Interface dataset entries:
************

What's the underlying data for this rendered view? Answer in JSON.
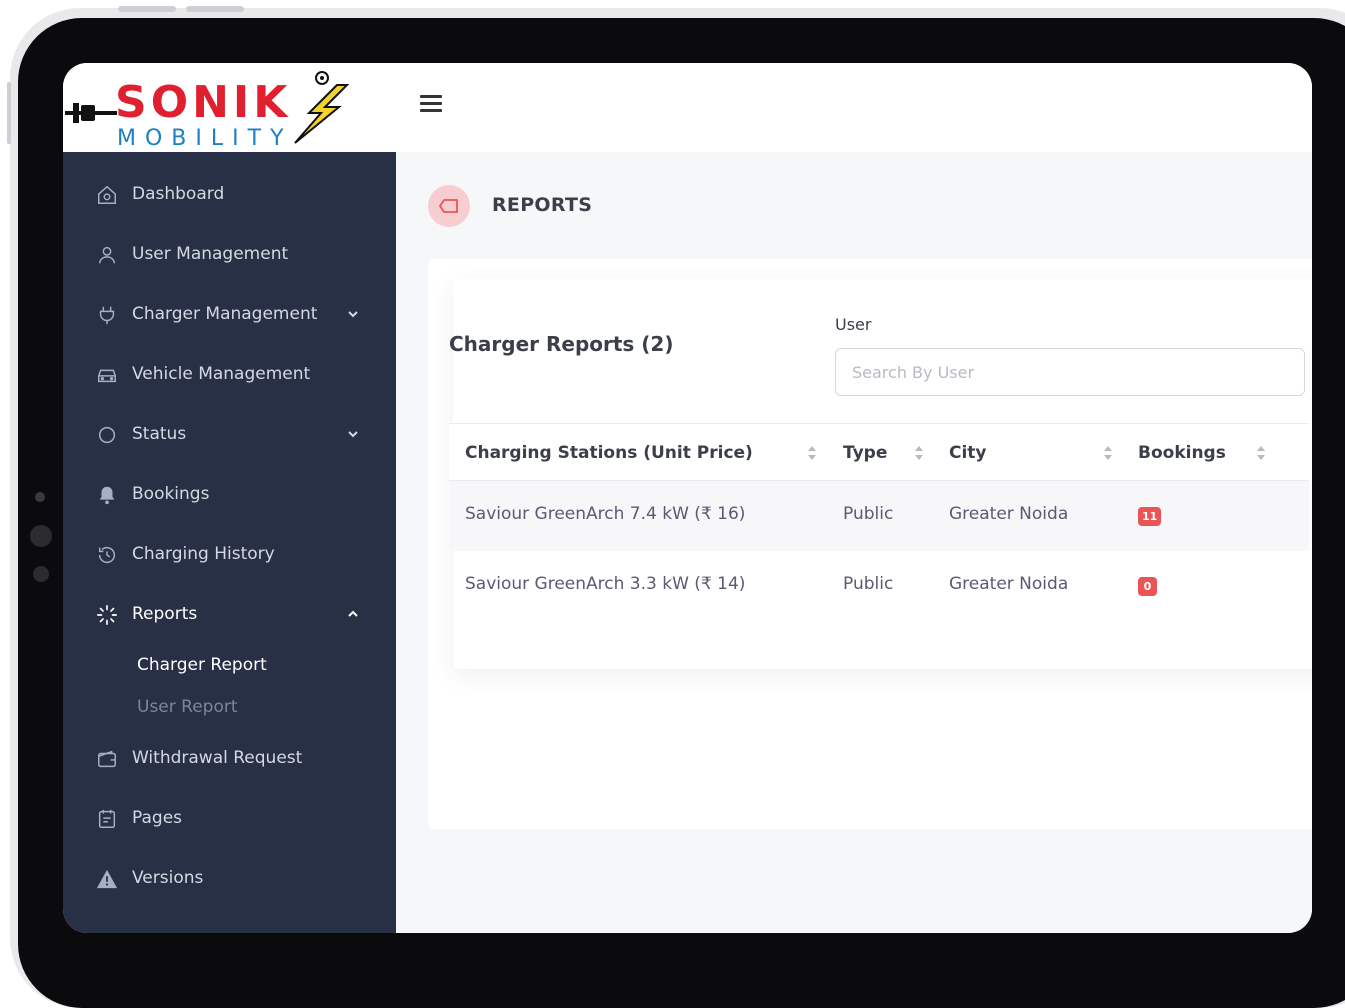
{
  "logo": {
    "brand": "SONIK",
    "sub": "MOBILITY"
  },
  "sidebar": {
    "items": [
      {
        "label": "Dashboard",
        "icon": "home-icon"
      },
      {
        "label": "User Management",
        "icon": "user-icon"
      },
      {
        "label": "Charger Management",
        "icon": "plug-icon"
      },
      {
        "label": "Vehicle Management",
        "icon": "car-icon"
      },
      {
        "label": "Status",
        "icon": "circle-icon"
      },
      {
        "label": "Bookings",
        "icon": "bell-icon"
      },
      {
        "label": "Charging History",
        "icon": "history-icon"
      },
      {
        "label": "Reports",
        "icon": "loader-icon"
      },
      {
        "label": "Withdrawal Request",
        "icon": "wallet-icon"
      },
      {
        "label": "Pages",
        "icon": "file-icon"
      },
      {
        "label": "Versions",
        "icon": "alert-triangle-icon"
      }
    ],
    "sub_items": [
      {
        "label": "Charger Report"
      },
      {
        "label": "User Report"
      }
    ]
  },
  "page": {
    "title": "REPORTS"
  },
  "report": {
    "title": "Charger Reports (2)",
    "filter_label": "User",
    "search_placeholder": "Search By User"
  },
  "table": {
    "columns": [
      "Charging Stations (Unit Price)",
      "Type",
      "City",
      "Bookings"
    ],
    "rows": [
      {
        "station": "Saviour GreenArch 7.4 kW (₹ 16)",
        "type": "Public",
        "city": "Greater Noida",
        "bookings": "11"
      },
      {
        "station": "Saviour GreenArch 3.3 kW (₹ 14)",
        "type": "Public",
        "city": "Greater Noida",
        "bookings": "0"
      }
    ]
  },
  "colors": {
    "sidebar_bg": "#283046",
    "accent_red": "#ea5455",
    "logo_red": "#e0202e",
    "logo_blue": "#1d7fc4",
    "logo_yellow": "#f3d22a"
  }
}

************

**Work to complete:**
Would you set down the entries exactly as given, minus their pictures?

**Exercise output:**
What's the underlying data for this rendered view? Answer in JSON.
{
  "logo": {
    "brand": "SONIK",
    "sub": "MOBILITY"
  },
  "sidebar": {
    "items": [
      {
        "label": "Dashboard",
        "icon": "home-icon"
      },
      {
        "label": "User Management",
        "icon": "user-icon"
      },
      {
        "label": "Charger Management",
        "icon": "plug-icon"
      },
      {
        "label": "Vehicle Management",
        "icon": "car-icon"
      },
      {
        "label": "Status",
        "icon": "circle-icon"
      },
      {
        "label": "Bookings",
        "icon": "bell-icon"
      },
      {
        "label": "Charging History",
        "icon": "history-icon"
      },
      {
        "label": "Reports",
        "icon": "loader-icon"
      },
      {
        "label": "Withdrawal Request",
        "icon": "wallet-icon"
      },
      {
        "label": "Pages",
        "icon": "file-icon"
      },
      {
        "label": "Versions",
        "icon": "alert-triangle-icon"
      }
    ],
    "sub_items": [
      {
        "label": "Charger Report"
      },
      {
        "label": "User Report"
      }
    ]
  },
  "page": {
    "title": "REPORTS"
  },
  "report": {
    "title": "Charger Reports (2)",
    "filter_label": "User",
    "search_placeholder": "Search By User"
  },
  "table": {
    "columns": [
      "Charging Stations (Unit Price)",
      "Type",
      "City",
      "Bookings"
    ],
    "rows": [
      {
        "station": "Saviour GreenArch 7.4 kW (₹ 16)",
        "type": "Public",
        "city": "Greater Noida",
        "bookings": "11"
      },
      {
        "station": "Saviour GreenArch 3.3 kW (₹ 14)",
        "type": "Public",
        "city": "Greater Noida",
        "bookings": "0"
      }
    ]
  },
  "colors": {
    "sidebar_bg": "#283046",
    "accent_red": "#ea5455",
    "logo_red": "#e0202e",
    "logo_blue": "#1d7fc4",
    "logo_yellow": "#f3d22a"
  }
}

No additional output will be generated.